In the case of poultry, the major companies typically rely on "contract farmers" who build and own the chicken housing, but depend on poultry companies to supply everything else, including the birds and the feed. Some of these contract farmers say that under these arrangements, they carry much of the risk, but have almost no power.


Contract farming has been on the rise in the pork industry as well. And in the beef industry, some farmers say they can't be guaranteed a fair price for their animals, because just four companies control three-quarters of the market.

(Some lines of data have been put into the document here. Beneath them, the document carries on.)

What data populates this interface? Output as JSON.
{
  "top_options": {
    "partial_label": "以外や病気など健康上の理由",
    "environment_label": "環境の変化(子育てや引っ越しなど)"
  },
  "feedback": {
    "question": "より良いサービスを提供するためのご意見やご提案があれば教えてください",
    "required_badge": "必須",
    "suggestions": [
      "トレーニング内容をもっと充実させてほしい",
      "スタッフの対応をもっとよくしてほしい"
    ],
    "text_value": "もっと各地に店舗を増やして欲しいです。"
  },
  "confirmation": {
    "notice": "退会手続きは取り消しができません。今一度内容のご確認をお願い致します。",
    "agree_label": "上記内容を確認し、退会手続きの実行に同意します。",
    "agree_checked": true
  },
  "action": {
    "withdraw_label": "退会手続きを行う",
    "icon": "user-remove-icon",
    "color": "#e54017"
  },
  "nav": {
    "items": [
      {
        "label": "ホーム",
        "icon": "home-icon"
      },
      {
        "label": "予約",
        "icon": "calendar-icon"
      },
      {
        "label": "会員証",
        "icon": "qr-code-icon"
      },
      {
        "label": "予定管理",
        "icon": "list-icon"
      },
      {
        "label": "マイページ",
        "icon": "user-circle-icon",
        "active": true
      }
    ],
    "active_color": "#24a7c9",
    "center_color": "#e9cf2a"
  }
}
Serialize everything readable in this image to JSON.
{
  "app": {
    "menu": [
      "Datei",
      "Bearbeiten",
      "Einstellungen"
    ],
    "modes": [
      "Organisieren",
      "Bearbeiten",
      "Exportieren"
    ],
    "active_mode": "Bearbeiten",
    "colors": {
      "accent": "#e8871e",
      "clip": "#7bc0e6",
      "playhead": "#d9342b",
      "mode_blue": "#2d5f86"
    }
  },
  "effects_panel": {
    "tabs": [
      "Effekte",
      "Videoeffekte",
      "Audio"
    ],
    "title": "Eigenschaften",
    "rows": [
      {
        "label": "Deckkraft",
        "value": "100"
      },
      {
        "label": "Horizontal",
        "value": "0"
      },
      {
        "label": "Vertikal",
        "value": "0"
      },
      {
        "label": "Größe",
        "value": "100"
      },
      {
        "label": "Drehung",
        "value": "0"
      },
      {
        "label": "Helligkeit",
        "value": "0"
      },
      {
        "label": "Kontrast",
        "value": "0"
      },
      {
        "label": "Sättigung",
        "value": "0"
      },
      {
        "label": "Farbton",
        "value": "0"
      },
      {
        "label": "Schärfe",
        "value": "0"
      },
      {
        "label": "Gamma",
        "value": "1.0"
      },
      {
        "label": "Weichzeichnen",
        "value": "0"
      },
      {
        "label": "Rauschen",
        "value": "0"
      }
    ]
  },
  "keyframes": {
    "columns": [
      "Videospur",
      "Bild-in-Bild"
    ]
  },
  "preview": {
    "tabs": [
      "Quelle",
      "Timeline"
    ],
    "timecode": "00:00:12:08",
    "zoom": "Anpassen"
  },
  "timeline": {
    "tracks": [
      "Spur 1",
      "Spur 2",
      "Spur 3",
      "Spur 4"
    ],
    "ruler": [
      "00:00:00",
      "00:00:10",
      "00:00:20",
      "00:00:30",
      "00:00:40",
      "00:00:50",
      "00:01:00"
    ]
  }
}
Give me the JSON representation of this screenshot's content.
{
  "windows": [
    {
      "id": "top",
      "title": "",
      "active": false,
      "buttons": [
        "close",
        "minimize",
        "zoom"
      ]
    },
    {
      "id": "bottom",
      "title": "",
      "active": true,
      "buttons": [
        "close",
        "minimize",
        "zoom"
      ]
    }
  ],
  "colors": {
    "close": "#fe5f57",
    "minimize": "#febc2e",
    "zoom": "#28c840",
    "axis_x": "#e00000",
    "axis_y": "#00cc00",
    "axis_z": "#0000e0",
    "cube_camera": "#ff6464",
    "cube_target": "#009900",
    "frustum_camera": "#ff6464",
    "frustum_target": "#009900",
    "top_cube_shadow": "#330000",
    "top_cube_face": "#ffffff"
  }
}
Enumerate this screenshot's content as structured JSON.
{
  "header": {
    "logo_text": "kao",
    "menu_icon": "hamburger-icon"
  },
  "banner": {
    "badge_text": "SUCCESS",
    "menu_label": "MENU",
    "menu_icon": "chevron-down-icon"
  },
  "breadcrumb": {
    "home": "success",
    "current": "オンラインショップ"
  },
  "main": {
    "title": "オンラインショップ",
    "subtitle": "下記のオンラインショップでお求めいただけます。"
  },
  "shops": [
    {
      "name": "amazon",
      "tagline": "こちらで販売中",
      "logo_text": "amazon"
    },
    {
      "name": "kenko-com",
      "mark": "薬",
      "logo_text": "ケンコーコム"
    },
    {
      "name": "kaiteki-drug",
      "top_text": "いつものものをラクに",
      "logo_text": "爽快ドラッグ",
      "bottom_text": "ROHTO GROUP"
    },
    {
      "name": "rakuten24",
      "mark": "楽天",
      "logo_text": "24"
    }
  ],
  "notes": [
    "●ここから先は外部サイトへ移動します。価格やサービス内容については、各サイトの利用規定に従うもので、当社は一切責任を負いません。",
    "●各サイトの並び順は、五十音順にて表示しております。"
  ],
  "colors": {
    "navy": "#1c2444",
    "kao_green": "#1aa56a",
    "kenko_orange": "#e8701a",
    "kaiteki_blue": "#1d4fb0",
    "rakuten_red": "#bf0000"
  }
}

In 2008, Congress asked Vilsack's agency to write rules to protect farmers against unfair practices in the meat industry. Later, though, after meat industry protests, Congress changed its mind and blocked any further work on the rules. Last year, that legislative dam broke, and Vilsack charged through the opening.

The new rules come in several parts. The first, which could takes effect almost immediately, makes clear that unfair, discriminatory, or deceptive behavior toward any individual farmer violates the law. Until now, some courts had decided that the law only prohibits behavior that reduces competition in the entire industry. Vilsack called that "an extraordinarily high burden" of proof for farmers to meet.

Other rules define what those unfair, discriminatory and deceptive practices are. They include a requirement that companies share information about how they set prices and ban retaliation against farmers who complain.

The National Pork Producers Council, in its statement, said the new rules would have a devastating effect because they will increase the risk of lawsuits by farmers. That increased "legal uncertainty," according to the NPPC, will actually hurt small farmers, because more companies will decide instead to produce their own hogs, on their own farms, cutting small farmers out of the action.

It's unclear whether all of the rules will take effect. Some of them, including the definitions of what practices are unfair, discriminatory, or deceptive, won't be final when the Obama administration leaves office. The incoming Trump administration could move to block them or simply refuse to enforce them.

Copyright 2016 NPR.

lower waypoint
next waypoint